■ Given entries:

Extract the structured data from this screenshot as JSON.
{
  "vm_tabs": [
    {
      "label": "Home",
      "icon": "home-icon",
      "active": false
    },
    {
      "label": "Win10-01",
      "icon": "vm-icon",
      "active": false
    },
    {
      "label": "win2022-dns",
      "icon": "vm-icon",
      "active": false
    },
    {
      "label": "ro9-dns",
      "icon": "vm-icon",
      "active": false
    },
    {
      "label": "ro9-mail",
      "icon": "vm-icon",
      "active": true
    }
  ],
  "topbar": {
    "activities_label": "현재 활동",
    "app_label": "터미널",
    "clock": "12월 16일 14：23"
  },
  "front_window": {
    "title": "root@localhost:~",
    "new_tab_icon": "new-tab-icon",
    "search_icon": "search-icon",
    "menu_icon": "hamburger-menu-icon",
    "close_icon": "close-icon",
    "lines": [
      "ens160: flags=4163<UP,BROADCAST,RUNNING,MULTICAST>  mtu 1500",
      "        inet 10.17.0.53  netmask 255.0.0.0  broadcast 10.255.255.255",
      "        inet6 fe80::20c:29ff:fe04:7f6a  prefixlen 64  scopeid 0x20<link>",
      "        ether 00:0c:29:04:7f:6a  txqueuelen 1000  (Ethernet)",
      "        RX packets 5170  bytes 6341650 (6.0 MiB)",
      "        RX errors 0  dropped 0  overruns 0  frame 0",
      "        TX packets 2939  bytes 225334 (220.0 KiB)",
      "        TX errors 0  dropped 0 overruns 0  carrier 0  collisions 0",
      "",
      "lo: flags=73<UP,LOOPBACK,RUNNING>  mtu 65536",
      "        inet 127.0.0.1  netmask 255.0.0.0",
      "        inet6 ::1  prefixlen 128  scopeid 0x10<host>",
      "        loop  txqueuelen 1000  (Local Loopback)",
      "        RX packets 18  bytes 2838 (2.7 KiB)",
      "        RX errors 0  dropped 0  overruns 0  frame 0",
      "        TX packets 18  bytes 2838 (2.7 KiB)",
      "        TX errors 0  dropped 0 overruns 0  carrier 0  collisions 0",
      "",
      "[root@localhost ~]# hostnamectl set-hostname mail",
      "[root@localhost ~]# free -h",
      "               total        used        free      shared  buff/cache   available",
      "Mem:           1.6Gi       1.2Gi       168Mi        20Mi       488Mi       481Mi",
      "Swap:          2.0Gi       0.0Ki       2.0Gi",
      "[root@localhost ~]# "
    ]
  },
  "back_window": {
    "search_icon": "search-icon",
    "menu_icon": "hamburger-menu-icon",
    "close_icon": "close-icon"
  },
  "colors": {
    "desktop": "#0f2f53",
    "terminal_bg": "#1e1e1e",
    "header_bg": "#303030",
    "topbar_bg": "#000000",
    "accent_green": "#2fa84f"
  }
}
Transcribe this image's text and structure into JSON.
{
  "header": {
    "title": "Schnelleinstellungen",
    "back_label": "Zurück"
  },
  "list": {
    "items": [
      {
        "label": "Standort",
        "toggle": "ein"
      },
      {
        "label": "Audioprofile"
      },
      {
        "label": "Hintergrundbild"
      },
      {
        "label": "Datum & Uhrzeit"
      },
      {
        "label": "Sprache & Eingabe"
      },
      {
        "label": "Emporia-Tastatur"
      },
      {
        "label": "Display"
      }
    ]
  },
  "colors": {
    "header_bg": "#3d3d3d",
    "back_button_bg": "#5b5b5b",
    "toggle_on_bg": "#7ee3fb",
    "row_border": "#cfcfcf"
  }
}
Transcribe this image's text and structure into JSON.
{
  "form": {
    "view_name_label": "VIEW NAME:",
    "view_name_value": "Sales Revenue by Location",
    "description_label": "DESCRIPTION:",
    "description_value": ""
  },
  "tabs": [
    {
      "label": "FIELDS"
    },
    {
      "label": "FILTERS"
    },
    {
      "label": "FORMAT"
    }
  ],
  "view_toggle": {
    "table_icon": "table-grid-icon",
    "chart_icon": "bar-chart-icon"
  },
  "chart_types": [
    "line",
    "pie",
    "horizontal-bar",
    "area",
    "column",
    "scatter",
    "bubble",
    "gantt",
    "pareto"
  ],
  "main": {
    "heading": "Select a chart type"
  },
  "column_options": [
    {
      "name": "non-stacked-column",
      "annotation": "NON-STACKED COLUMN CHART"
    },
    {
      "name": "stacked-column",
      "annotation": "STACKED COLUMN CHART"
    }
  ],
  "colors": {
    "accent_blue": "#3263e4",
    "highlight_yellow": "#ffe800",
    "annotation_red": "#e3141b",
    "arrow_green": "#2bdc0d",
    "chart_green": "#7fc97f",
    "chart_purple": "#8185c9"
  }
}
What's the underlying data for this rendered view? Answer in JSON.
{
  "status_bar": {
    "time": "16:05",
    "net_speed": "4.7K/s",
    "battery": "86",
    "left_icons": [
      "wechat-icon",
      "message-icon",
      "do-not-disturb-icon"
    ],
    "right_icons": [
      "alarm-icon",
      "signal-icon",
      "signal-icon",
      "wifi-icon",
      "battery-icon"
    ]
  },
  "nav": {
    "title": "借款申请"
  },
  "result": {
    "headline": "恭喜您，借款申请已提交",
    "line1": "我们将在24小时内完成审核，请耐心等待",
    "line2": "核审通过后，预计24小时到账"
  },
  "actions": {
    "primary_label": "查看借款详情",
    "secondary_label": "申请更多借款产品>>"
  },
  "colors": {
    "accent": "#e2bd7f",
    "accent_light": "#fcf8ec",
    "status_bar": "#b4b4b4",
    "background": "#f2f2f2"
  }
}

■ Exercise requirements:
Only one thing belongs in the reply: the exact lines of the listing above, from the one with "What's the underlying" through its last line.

■ The completed task:
What's the underlying data for this rendered view? Answer in JSON.
{
  "status_bar": {
    "time": "16:05",
    "net_speed": "4.7K/s",
    "battery": "86",
    "left_icons": [
      "wechat-icon",
      "message-icon",
      "do-not-disturb-icon"
    ],
    "right_icons": [
      "alarm-icon",
      "signal-icon",
      "signal-icon",
      "wifi-icon",
      "battery-icon"
    ]
  },
  "nav": {
    "title": "借款申请"
  },
  "result": {
    "headline": "恭喜您，借款申请已提交",
    "line1": "我们将在24小时内完成审核，请耐心等待",
    "line2": "核审通过后，预计24小时到账"
  },
  "actions": {
    "primary_label": "查看借款详情",
    "secondary_label": "申请更多借款产品>>"
  },
  "colors": {
    "accent": "#e2bd7f",
    "accent_light": "#fcf8ec",
    "status_bar": "#b4b4b4",
    "background": "#f2f2f2"
  }
}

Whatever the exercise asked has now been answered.